A new study issued this week by Celent, the Boston financial research and consulting firm, is finding small credit unions “overwhelmed” by the complexity of technology and competition.
The study, “Tipping Scale: Credit Union Consolidation”, is based on NCUA data from 2010 and found CUs under $50 million “are disappearing”, though the industry as a whole appears to be adjusting to the new environment.
“What is driving this change?” asked the report co-author, Bart Narter, senior vice president. “Competition driven by demand for mobile banking, consumer and business remote deposit capture and branch capture.”

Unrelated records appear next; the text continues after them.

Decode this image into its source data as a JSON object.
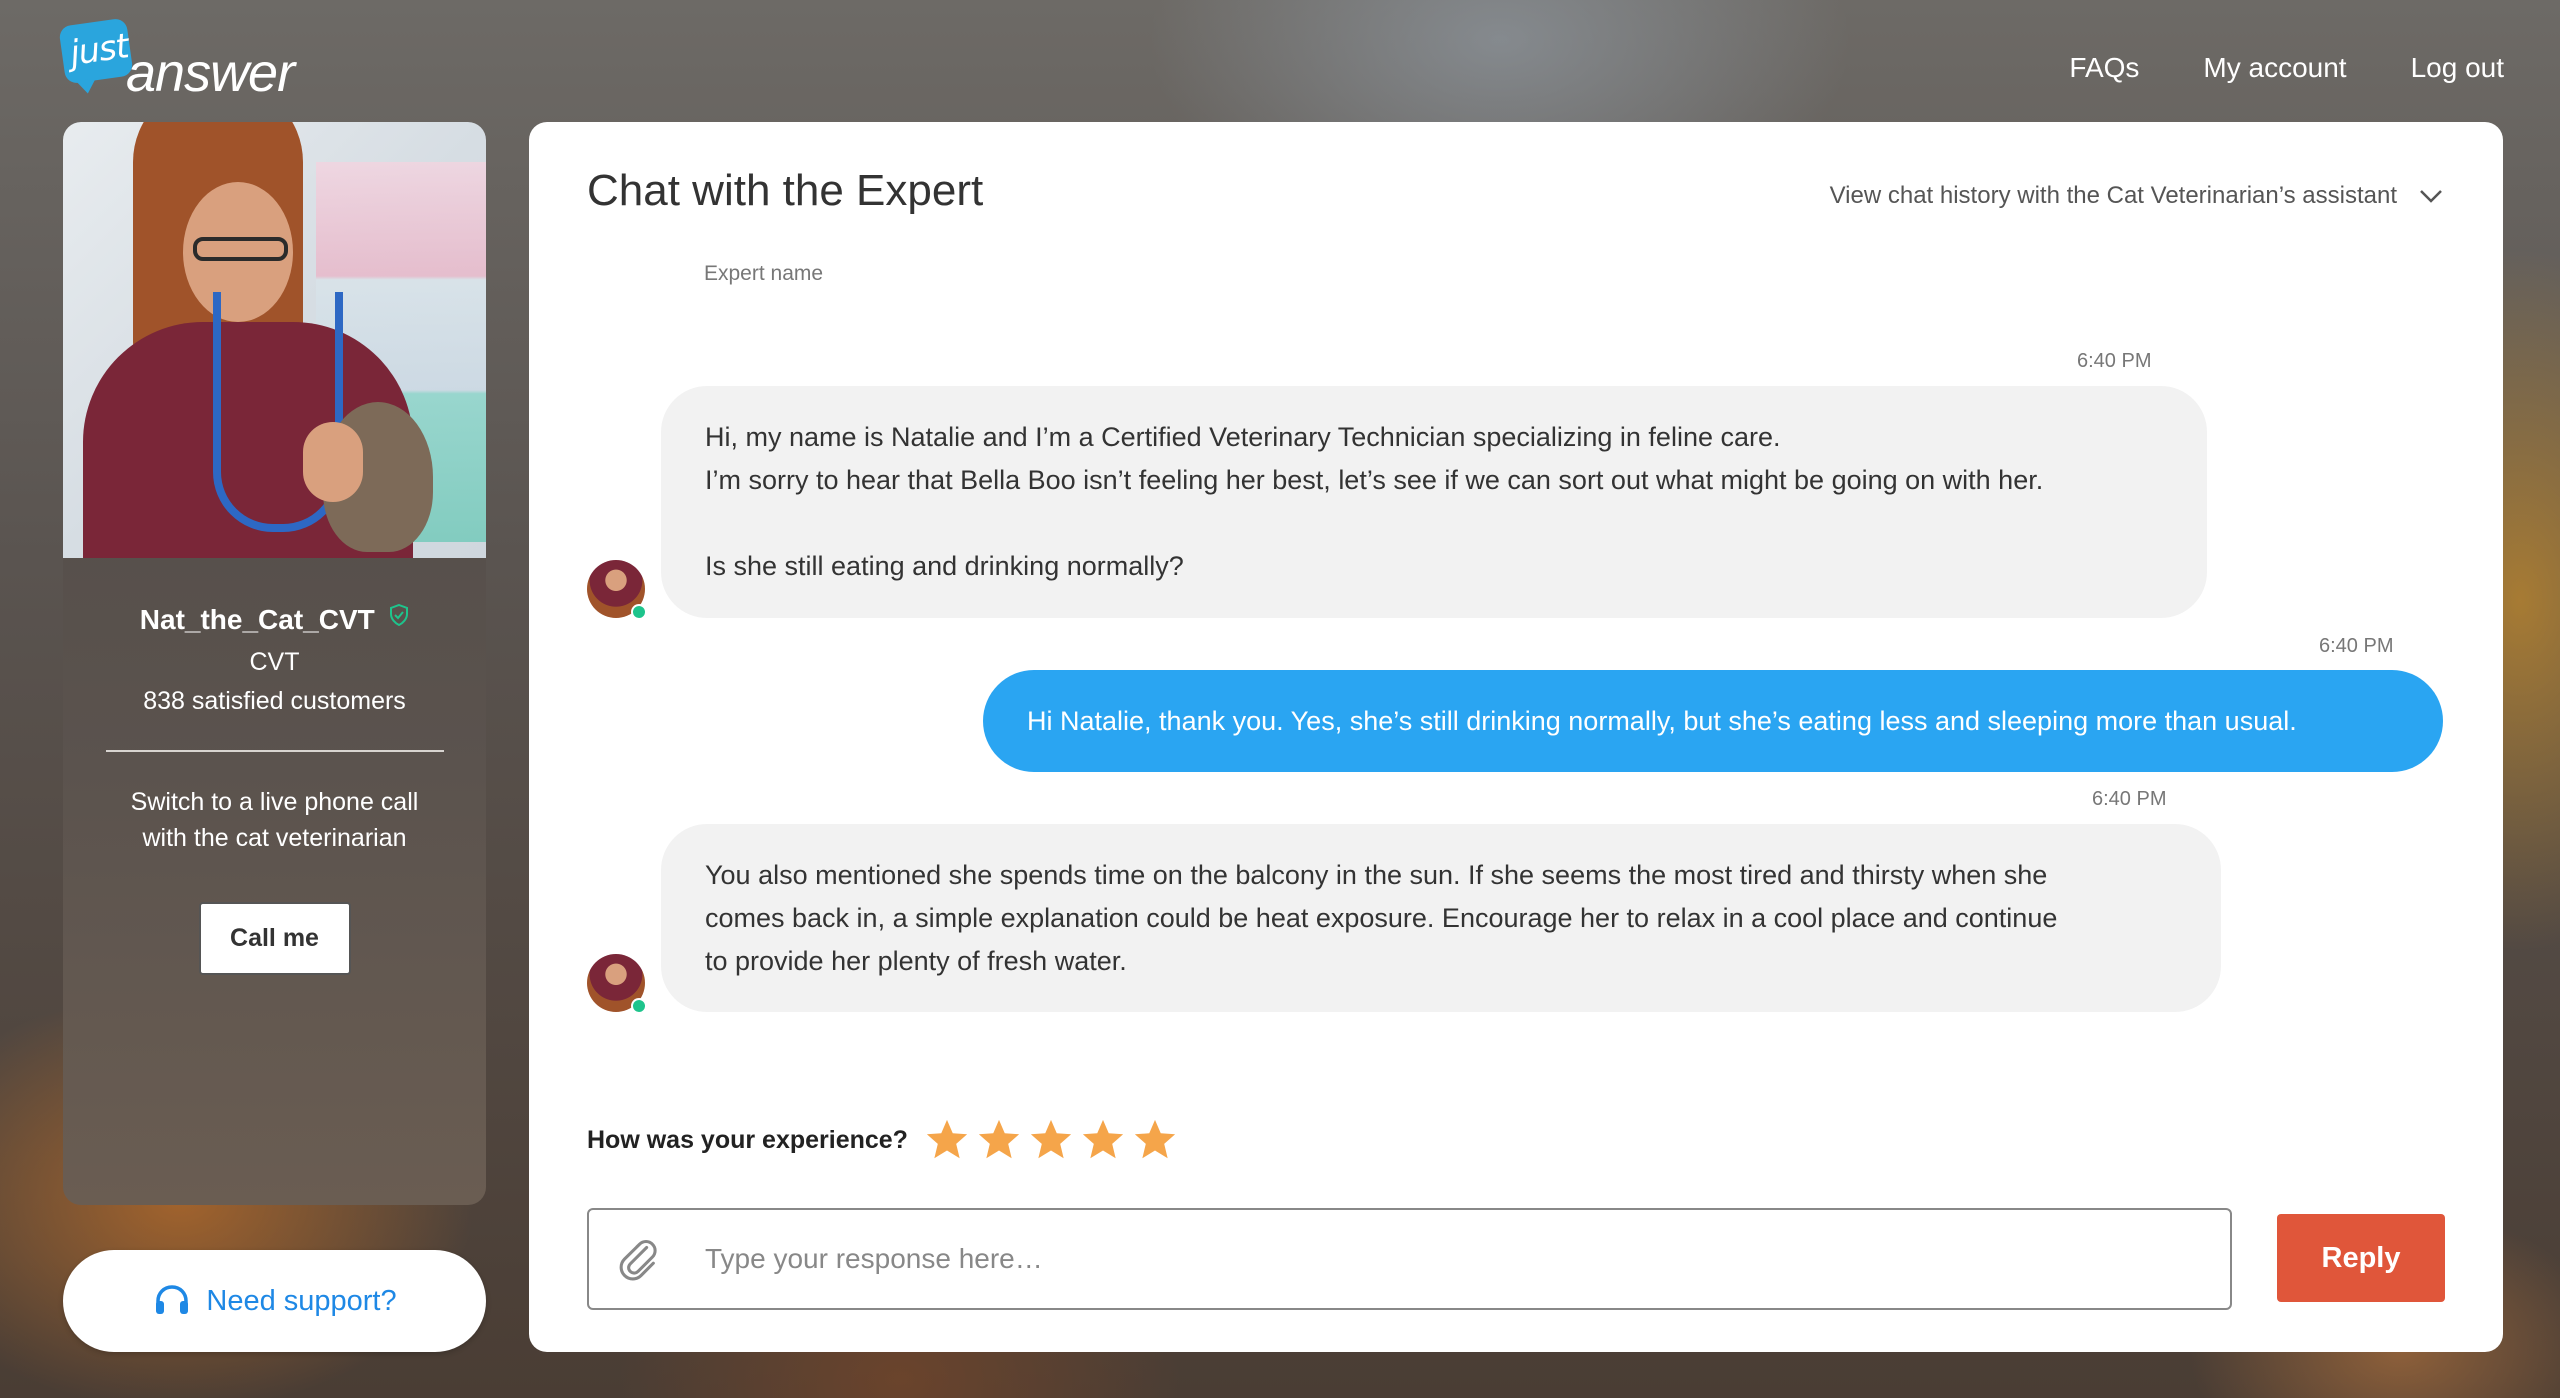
{
  "header": {
    "logo_top": "just",
    "logo_main": "answer",
    "nav": {
      "faqs": "FAQs",
      "account": "My account",
      "logout": "Log out"
    }
  },
  "expert": {
    "name": "Nat_the_Cat_CVT",
    "title": "CVT",
    "customers": "838 satisfied customers",
    "phone_text_1": "Switch to a live phone call",
    "phone_text_2": "with the cat veterinarian",
    "call_label": "Call me"
  },
  "support": {
    "label": "Need support?"
  },
  "chat": {
    "title": "Chat with the Expert",
    "history_label": "View chat history with the Cat Veterinarian’s assistant",
    "expert_name_label": "Expert name",
    "messages": [
      {
        "time": "6:40 PM",
        "sender": "expert",
        "lines": [
          "Hi, my name is Natalie and I’m a Certified Veterinary Technician specializing in feline care.",
          "I’m sorry to hear that Bella Boo isn’t feeling her best, let’s see if we can sort out what might be going on with her.",
          "",
          "Is she still eating and drinking normally?"
        ]
      },
      {
        "time": "6:40 PM",
        "sender": "user",
        "lines": [
          "Hi Natalie, thank you. Yes, she’s still drinking normally, but she’s eating less and sleeping more than usual."
        ]
      },
      {
        "time": "6:40 PM",
        "sender": "expert",
        "lines": [
          "You also mentioned she spends time on the balcony in the sun. If she seems the most tired and thirsty when she",
          "comes back in, a simple explanation could be heat exposure. Encourage her to relax in a cool place and continue",
          "to provide her plenty of fresh water."
        ]
      }
    ]
  },
  "rating": {
    "label": "How was your experience?",
    "stars": 5
  },
  "composer": {
    "placeholder": "Type your response here…",
    "reply_label": "Reply"
  },
  "colors": {
    "brand_blue": "#2aa5dd",
    "user_bubble": "#2aa5f2",
    "reply_button": "#e0563a",
    "star": "#f5a54a",
    "online": "#1ec48c"
  }
}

The study found that smaller CUs “don’t have the scale to create these offerings and even the larger credit unions dwarfed by the size of their bank competitors are finding it difficult to keep up.”
In the past, “credit unions simply required a branch or two, a core banking system and ATM but in the past 10 years “Internet banking, bill pay, know your customers and office of foreign assets control compliance” have all become “table stakes,” Narter said.
In reporting on the CU diminishment, the study noted that the number of CUs in the U.S. “is declining rapidly from 10,316 at the end of 2,000 to 7,330 at the end of 2010.”
The vast majority of this consolidation “is taking place in the smaller credit union with assets under $50 million. However, CUs over $500 million “are vastly outgrowing any other category relative to their tier,” the Celent report said.
Celent, which has done most of its work on the banking sector, said this is the third recent report on credit unions, with the previous two covering core data processing at both large and small CUs.